The trial of the man accused with the murder of Deniz Poyraz started on Wednesday in Izmir, Turkey, with a large group of lawyers representing the family of the victim attending the session. As hundreds, mostly from political parties and NGO representatives were admitted to the courtroom, hundreds were also denied entry.
Deniz Poyraz, a member of the pro-Kurdish People’s Democratic Party (HDP) was killed by an armed assailant at HDP’s Izmir office on 17 June, and the assailant Onur Gencer was captured red-handed right after the incident at the scene of crime with his gun.
Although there were reports on Gencer’s involvement in Turkey’s military operations in Syria as well as his own social media posts showing him posing with assault rifles and sharing notes that read ‘back from mission’, he is the only person indicted in the case.
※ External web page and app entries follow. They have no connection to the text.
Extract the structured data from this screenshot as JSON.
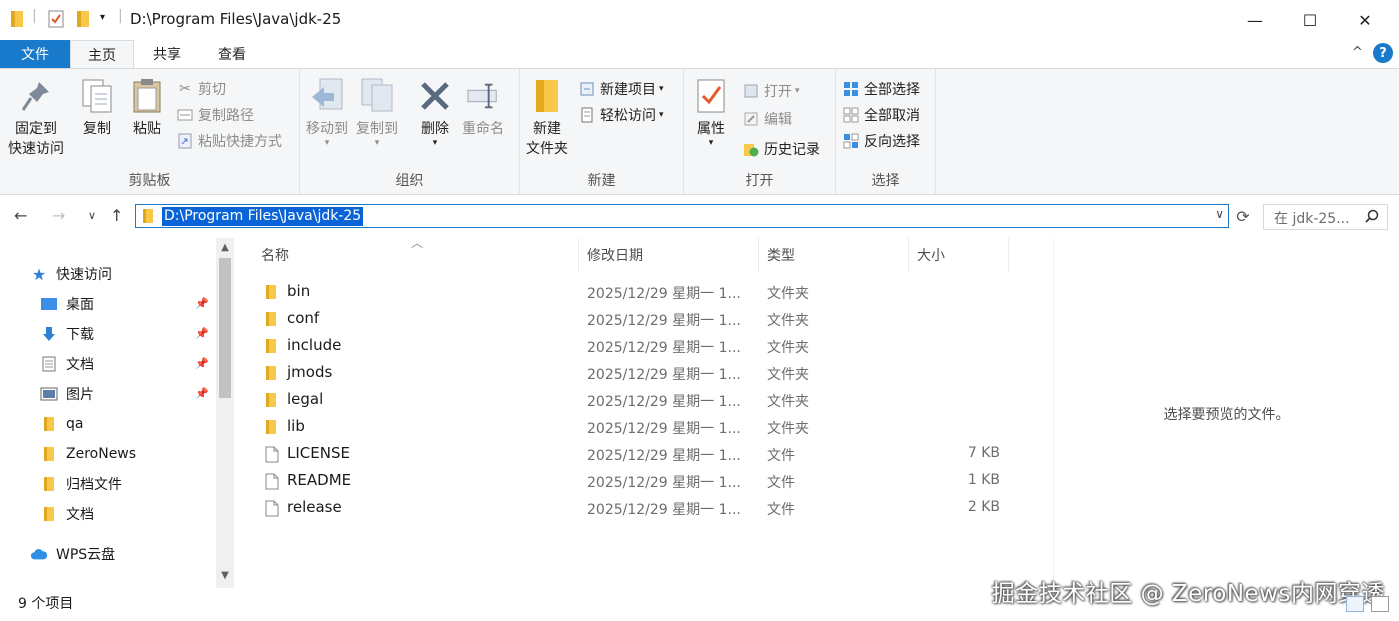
{
  "window": {
    "title": "D:\\Program Files\\Java\\jdk-25",
    "minimize": "—",
    "maximize": "☐",
    "close": "✕"
  },
  "ribbon_tabs": {
    "file": "文件",
    "home": "主页",
    "share": "共享",
    "view": "查看",
    "collapse": "^",
    "help": "?"
  },
  "ribbon": {
    "clipboard": {
      "label": "剪贴板",
      "pin": [
        "固定到",
        "快速访问"
      ],
      "copy": "复制",
      "paste": "粘贴",
      "cut": "剪切",
      "copy_path": "复制路径",
      "paste_shortcut": "粘贴快捷方式"
    },
    "organize": {
      "label": "组织",
      "move_to": "移动到",
      "copy_to": "复制到",
      "delete": "删除",
      "rename": "重命名"
    },
    "new": {
      "label": "新建",
      "new_folder": [
        "新建",
        "文件夹"
      ],
      "new_item": "新建项目",
      "easy_access": "轻松访问"
    },
    "open": {
      "label": "打开",
      "properties": "属性",
      "open": "打开",
      "edit": "编辑",
      "history": "历史记录"
    },
    "select": {
      "label": "选择",
      "select_all": "全部选择",
      "select_none": "全部取消",
      "invert": "反向选择"
    }
  },
  "address_bar": {
    "path": "D:\\Program Files\\Java\\jdk-25",
    "search_placeholder": "在 jdk-25..."
  },
  "sidebar": {
    "items": [
      {
        "label": "快速访问",
        "icon": "star-icon"
      },
      {
        "label": "桌面",
        "icon": "desktop-icon",
        "pinned": true
      },
      {
        "label": "下载",
        "icon": "download-icon",
        "pinned": true
      },
      {
        "label": "文档",
        "icon": "document-icon",
        "pinned": true
      },
      {
        "label": "图片",
        "icon": "picture-icon",
        "pinned": true
      },
      {
        "label": "qa",
        "icon": "folder-icon"
      },
      {
        "label": "ZeroNews",
        "icon": "folder-icon"
      },
      {
        "label": "归档文件",
        "icon": "folder-icon"
      },
      {
        "label": "文档",
        "icon": "folder-icon"
      },
      {
        "label": "WPS云盘",
        "icon": "cloud-icon"
      }
    ]
  },
  "columns": {
    "name": "名称",
    "date": "修改日期",
    "type": "类型",
    "size": "大小"
  },
  "files": [
    {
      "name": "bin",
      "date": "2025/12/29 星期一 1...",
      "type": "文件夹",
      "size": "",
      "kind": "folder"
    },
    {
      "name": "conf",
      "date": "2025/12/29 星期一 1...",
      "type": "文件夹",
      "size": "",
      "kind": "folder"
    },
    {
      "name": "include",
      "date": "2025/12/29 星期一 1...",
      "type": "文件夹",
      "size": "",
      "kind": "folder"
    },
    {
      "name": "jmods",
      "date": "2025/12/29 星期一 1...",
      "type": "文件夹",
      "size": "",
      "kind": "folder"
    },
    {
      "name": "legal",
      "date": "2025/12/29 星期一 1...",
      "type": "文件夹",
      "size": "",
      "kind": "folder"
    },
    {
      "name": "lib",
      "date": "2025/12/29 星期一 1...",
      "type": "文件夹",
      "size": "",
      "kind": "folder"
    },
    {
      "name": "LICENSE",
      "date": "2025/12/29 星期一 1...",
      "type": "文件",
      "size": "7 KB",
      "kind": "file"
    },
    {
      "name": "README",
      "date": "2025/12/29 星期一 1...",
      "type": "文件",
      "size": "1 KB",
      "kind": "file"
    },
    {
      "name": "release",
      "date": "2025/12/29 星期一 1...",
      "type": "文件",
      "size": "2 KB",
      "kind": "file"
    }
  ],
  "preview": {
    "empty_text": "选择要预览的文件。"
  },
  "status": {
    "item_count": "9 个项目",
    "watermark": "掘金技术社区 @ ZeroNews内网穿透"
  },
  "colors": {
    "accent": "#1979ca",
    "selection": "#0a64d8",
    "folder": "#f8c84a",
    "ribbon_bg": "#f5f6f7"
  }
}
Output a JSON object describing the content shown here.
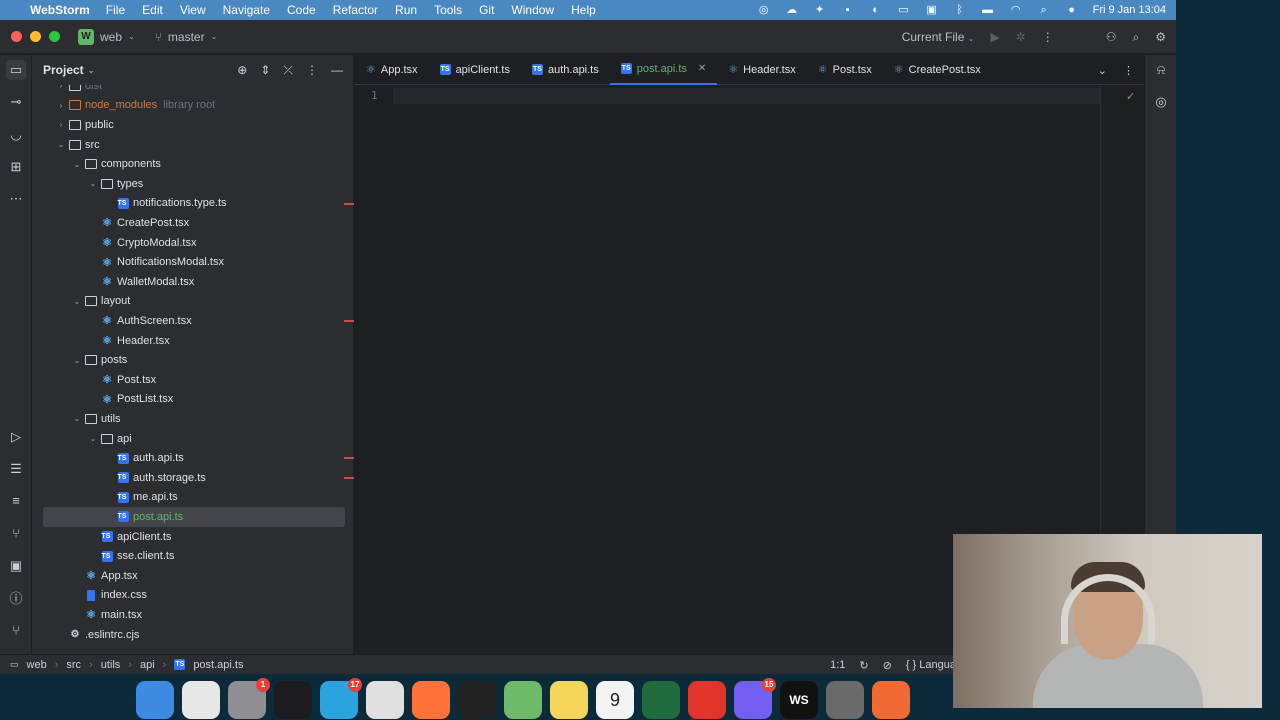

It has been reportedly unnerving at the initial session of the trial for the audience to witness police officers guarding Onur Gencer having a warm friendly chat with him, and the accused looking into the eyes of the attendees in a display of arrogant self-confidence as he was brought into the courtroom.
The session was attended by the HDP co-chair and MP Pervin Buldan, chair of the Workers Party of Turkey and MP Erkan Baş, deputy chair of the main opposition Republican People’s Party (CHP) and MP Gülizar Biçer Karaca, with also a group of other MPs, chairs of bar associations, officials of human rights organisations, women’s rights organisations, Alevi organisations and many political parties without parliamentary representation.
As some police officers reportedly made attempts to video-record the audience in an act of intimidation, lawyers representing the victim’s families intervened and the recording was prevented.
HDP co-chair Pervin Buldan showed her reaction to the way Onur Gencer was being treated at the court by intervening when the judge calmly asked him what his educational status was.
She got up and addressed the judges, saying, “You can’t ask this question in such a calm manner, he’s a murderer.”
“This man got training at Manbij. This man got training from the Islamic State,” she said, referring to Gencer’s alleged service in Turkey’s military operations in North and East Syria.
During the session, as the lawyers voiced their complaints over the lack of a full inquiry into the whole investigation process starting from the very beginning, the judges interrupted by asking the lawyers ‘to be brief’.
The trial was postponed until 24 January.